[Excerpts from an interface dataset]

────────────────

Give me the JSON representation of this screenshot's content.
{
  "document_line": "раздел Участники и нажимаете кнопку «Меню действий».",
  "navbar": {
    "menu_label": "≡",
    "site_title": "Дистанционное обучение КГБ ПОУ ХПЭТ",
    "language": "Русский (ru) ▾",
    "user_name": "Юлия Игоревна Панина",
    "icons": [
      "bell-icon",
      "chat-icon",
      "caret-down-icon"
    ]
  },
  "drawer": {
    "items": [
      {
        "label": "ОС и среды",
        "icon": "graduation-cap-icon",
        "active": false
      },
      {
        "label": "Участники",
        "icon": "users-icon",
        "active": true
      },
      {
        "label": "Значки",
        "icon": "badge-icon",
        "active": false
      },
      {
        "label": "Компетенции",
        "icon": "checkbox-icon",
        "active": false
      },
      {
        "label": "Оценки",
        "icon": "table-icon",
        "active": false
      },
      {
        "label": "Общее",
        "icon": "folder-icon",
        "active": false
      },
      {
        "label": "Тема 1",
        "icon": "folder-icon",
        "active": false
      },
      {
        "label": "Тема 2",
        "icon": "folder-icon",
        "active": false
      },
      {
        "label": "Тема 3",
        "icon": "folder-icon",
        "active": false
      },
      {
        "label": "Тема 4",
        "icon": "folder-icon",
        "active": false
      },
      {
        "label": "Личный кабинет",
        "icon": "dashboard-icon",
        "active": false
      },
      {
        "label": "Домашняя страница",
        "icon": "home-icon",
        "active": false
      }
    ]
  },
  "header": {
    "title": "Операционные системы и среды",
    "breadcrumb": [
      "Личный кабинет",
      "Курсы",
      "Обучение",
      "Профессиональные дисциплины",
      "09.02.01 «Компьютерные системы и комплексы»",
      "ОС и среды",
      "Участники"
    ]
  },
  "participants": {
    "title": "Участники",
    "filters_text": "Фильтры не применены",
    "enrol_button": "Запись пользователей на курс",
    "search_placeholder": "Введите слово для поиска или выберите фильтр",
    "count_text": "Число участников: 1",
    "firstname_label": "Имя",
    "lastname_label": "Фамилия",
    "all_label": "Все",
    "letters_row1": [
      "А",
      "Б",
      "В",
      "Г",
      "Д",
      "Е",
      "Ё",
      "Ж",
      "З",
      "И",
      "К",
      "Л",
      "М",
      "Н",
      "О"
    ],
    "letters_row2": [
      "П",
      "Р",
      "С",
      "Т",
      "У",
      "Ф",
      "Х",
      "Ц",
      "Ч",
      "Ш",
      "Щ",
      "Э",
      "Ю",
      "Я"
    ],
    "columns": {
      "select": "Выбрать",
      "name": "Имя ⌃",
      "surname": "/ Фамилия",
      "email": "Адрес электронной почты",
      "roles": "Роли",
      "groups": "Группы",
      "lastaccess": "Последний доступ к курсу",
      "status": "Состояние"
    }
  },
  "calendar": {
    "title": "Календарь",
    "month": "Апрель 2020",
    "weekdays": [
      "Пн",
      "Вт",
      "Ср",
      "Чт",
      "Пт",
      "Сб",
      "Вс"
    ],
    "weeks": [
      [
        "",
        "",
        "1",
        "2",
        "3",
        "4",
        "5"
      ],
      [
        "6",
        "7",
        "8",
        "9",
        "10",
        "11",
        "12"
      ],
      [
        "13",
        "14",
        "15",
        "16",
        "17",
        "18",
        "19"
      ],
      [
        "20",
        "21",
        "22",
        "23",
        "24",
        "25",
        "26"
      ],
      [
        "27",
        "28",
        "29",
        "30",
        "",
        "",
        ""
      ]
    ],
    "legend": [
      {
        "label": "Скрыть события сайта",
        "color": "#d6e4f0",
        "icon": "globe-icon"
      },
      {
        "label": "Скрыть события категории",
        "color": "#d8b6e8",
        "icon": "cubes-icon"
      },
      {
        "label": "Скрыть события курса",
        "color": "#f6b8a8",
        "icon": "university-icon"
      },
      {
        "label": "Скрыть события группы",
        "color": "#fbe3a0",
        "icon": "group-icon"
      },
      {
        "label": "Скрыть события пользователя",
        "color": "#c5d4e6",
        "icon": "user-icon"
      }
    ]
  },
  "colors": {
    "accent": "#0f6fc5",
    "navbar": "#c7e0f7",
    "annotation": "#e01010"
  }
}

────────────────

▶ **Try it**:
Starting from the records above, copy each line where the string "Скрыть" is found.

▶ **Expected output**:
        "label": "Скрыть события сайта",
        "label": "Скрыть события категории",
        "label": "Скрыть события курса",
        "label": "Скрыть события группы",
        "label": "Скрыть события пользователя",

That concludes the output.